And they have called for federal government dietary guidelines on omega-3 intake to be raised.
Fish and seafood are the best sources of long-chain omega-3 fatty acids EPA and DHA, which are good fats crucial for brain development, central nervous system function, eyesight and heart health.
The Scientific Consensus report found there was also good evidence omega-3s played a major role in preventing and treating behavioural and learning problems in children, including conditions such as attention deficit hyperactivity disorder.
It also found emerging evidence of benefits for asthma and bone health.
Report co-author and Omega-3 Centre executive director Wendy Morgan said lack of omega-3s could also be setting up children for major chronic illnesses, particularly heart disease, in adulthood.

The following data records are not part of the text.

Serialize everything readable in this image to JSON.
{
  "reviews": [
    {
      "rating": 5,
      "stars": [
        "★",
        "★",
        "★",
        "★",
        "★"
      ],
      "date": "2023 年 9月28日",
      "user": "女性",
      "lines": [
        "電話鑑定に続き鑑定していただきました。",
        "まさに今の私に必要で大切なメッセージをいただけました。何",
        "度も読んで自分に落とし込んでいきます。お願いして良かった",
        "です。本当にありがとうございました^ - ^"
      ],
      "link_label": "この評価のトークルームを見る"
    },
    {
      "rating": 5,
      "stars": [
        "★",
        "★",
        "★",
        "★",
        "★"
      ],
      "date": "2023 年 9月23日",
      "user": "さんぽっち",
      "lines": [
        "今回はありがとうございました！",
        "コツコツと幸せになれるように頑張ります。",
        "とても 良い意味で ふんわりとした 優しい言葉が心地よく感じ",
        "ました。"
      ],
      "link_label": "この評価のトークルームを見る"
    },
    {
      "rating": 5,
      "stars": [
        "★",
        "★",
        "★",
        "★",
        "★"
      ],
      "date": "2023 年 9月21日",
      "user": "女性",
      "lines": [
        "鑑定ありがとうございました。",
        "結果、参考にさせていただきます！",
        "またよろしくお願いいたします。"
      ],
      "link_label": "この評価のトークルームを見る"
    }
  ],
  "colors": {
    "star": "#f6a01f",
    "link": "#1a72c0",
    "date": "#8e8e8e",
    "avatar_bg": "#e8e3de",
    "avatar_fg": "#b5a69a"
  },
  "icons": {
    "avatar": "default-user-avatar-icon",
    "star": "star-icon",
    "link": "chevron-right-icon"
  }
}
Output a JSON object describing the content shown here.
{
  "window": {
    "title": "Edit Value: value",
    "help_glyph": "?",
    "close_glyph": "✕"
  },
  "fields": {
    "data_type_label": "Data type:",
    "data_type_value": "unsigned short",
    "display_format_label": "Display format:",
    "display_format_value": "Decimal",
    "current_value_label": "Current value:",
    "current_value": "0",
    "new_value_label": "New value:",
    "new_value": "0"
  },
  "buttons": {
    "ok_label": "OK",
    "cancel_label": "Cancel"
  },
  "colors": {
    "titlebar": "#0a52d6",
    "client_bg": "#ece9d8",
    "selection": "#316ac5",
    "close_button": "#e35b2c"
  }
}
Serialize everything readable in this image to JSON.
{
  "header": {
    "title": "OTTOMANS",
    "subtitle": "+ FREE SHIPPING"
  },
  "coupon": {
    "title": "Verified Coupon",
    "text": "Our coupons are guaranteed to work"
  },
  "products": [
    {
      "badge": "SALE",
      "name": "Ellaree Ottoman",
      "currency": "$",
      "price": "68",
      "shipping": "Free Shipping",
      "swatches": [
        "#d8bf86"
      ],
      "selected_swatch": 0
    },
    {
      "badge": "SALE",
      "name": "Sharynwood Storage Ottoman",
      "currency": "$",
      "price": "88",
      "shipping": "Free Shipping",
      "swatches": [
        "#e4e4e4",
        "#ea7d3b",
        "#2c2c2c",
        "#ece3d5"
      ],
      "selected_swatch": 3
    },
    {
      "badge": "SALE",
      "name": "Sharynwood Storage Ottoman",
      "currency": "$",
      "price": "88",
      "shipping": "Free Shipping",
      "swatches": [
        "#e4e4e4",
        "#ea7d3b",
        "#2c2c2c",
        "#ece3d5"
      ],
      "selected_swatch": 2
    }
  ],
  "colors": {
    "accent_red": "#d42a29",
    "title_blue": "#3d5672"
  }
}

"What they are eating now is going to influence their risk of a heart attack in later life," she said.
"There is a huge amount of evidence looking at the many roles of long chain omega-3s in helping reduce the risk of heart disease."
The report found children aged 14 and over needed 500mg a day of long-chain omega-3s for optimal health.
However, most children consumed only 34mg to 118mg per day.
Morgan, a dietitian, said most children were lucky to eat one meal of fish per week, but they needed two or three meals of oily fish, such as salmon, tuna, sardines and herrings, each week to meet the daily 500mg target.
Deakin University human nutrition expert Prof Andrew Sinclair said the problem was that many children did not like fish.
"The intake of omega-3s in Australian children is very low because most kids these days are such fussy eaters," he said.
"They often just don't like fish and certainly steer away from other seafoods which are naturally rich in these healthy long-chain omega-3 nutrients.
"Parents need to be aware of this current enormous shortfall and find more creative ways to help their children consume more essential omega-3 nutrients."
Morgan said many foods were now enriched with omega-3s. These included milk, bread, yoghurt, snack bars and even frozen chips.
She said that while the amount of omega-3s in these enriched foods was usually small, every little bit helped.
Long-chain omega-3s are an essential nutrient taken up by every cell in the body. However, they are not produced by the body and must be taken in through diet.
Oily fish are the best sources, but other fish and seafood also contain good amounts. Some meats and eggs contain smaller levels.
The EPA and DHA omega-3s in these foods are used most effectively by the body.
Less effective short-chain ALA omega-3s are found in plant-derived foods such as canola oil, linseed and walnuts.
The report, produced by seven leading nutrition scientists and health experts following an international workshop in April, said guidelines on omega-3 intake were inadequate.
The Federal Government's National Health and Medical Research Council recommends children consume between 40mg and 125mg per day of long-chain omega-3s, depending on age and sex.
However, Morgan said these targets were based on how much omega-3s healthy children were already consuming rather than on the level needed for optimal health.
The report said the target for children aged 14 and over should be set at 500mg daily. This level should be adjusted for younger children, based on their body weight.
From the September 24, 2007, Prepared Foods e-Flash